U.S. forces laid waste to Iraq's electric power grid, which in turn disabled sewage and water systems. Raw waste flowed into streets and rivers, and diseases spread. Thousands of Iraqi children are dying from disease and starvation. Meanwhile, Kuwaiti oil wells set afire by Iraqi troops remain ablaze. Media stories have burned in our minds images of the fires, which darken the sky and pollute the region.
The Persian Gulf devastation is a testament to the dangers Art and Jocele Meyer write of in their recent release Earthkeepers: Environmental Perspectives on Hunger, Poverty, and Injustice. Though written before the Persian Gulf war, the book anticipates the risks of just such a conflict. The war in large measure was waged over cheap oil. "Cheap energy is what makes the affluent lifestyle of the industrialized world possible," the Meyers write. A threat to the finite oil supply -- and affluent lifestyle -- raises the risk of war, with the attendant destruction of people and the land where oil flows.

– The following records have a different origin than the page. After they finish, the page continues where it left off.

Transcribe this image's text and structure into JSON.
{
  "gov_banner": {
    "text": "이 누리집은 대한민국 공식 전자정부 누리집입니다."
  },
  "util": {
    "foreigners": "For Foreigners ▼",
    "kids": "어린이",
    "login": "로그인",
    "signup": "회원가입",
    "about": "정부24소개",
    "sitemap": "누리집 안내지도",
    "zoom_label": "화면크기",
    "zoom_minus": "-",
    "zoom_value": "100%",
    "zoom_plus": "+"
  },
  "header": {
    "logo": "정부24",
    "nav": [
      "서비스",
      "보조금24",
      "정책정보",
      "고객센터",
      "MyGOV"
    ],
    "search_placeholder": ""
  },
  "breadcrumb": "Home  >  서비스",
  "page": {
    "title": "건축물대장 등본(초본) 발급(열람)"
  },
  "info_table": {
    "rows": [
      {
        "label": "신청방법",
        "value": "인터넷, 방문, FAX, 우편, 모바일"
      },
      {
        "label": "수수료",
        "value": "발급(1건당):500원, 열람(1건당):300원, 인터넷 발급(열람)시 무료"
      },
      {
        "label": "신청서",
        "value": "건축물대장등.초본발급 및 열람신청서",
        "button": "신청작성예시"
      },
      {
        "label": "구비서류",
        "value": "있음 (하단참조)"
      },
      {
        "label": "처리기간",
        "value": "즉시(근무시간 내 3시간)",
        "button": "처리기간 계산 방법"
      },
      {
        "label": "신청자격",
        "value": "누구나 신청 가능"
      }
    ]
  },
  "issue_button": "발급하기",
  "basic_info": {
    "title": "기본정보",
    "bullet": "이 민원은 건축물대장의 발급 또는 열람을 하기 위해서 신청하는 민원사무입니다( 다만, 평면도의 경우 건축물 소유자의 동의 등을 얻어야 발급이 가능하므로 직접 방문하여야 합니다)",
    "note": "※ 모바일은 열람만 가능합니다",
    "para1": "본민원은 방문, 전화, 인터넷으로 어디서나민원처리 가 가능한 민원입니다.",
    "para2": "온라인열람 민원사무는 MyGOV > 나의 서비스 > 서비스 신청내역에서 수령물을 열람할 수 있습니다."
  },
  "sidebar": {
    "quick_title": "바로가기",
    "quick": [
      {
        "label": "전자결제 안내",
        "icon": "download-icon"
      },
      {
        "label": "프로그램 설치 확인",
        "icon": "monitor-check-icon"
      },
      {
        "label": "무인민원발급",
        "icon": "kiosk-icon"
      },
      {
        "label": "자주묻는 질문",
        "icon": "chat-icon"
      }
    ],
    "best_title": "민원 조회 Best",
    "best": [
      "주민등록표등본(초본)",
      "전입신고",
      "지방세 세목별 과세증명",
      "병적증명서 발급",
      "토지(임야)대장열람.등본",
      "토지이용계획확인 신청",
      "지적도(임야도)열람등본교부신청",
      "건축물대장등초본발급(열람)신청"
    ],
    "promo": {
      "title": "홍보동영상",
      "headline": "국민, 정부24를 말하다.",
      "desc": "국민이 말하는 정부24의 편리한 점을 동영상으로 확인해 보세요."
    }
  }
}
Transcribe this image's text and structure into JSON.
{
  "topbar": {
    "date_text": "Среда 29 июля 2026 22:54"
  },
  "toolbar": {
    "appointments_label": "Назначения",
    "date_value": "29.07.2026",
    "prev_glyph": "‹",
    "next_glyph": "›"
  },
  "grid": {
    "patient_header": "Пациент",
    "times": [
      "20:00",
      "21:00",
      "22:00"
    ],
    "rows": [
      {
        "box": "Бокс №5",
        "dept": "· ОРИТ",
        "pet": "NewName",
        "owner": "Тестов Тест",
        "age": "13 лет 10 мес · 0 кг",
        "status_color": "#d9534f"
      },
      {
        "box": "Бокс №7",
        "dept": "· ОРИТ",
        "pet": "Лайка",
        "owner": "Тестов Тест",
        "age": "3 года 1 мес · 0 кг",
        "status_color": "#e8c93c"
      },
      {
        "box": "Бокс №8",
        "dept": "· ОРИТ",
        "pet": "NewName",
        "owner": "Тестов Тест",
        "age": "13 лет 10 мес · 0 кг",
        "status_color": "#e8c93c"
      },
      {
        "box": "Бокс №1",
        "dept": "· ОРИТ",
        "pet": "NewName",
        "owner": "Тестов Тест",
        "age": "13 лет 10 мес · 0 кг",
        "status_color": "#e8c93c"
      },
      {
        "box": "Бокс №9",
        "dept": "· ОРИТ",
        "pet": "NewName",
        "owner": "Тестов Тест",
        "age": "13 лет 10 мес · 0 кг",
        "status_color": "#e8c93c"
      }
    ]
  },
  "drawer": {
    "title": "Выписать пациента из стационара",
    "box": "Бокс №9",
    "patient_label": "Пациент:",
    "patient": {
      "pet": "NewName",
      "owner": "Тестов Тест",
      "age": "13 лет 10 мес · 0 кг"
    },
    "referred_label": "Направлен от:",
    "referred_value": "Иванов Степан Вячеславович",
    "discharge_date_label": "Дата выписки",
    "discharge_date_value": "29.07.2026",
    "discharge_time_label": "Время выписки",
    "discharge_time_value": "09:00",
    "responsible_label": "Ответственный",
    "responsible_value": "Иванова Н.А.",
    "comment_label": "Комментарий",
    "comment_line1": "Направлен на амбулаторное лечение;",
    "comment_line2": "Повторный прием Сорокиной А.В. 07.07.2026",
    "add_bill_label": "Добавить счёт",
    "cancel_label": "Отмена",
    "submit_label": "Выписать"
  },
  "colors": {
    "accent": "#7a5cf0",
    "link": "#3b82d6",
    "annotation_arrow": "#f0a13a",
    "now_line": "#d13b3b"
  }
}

Earthkeepers considers the links between war and ecology, waste and want. As demonstrated in the Persian Gulf, war and the preparations for war scar the earth. The cycle also works in reverse, they point out, with a degraded environment leading to hunger, poverty, and conflict. The conflict may be over dwindling supplies of oil or clean drinking water. The result in all of this is "human suffering and the groaning of the earth."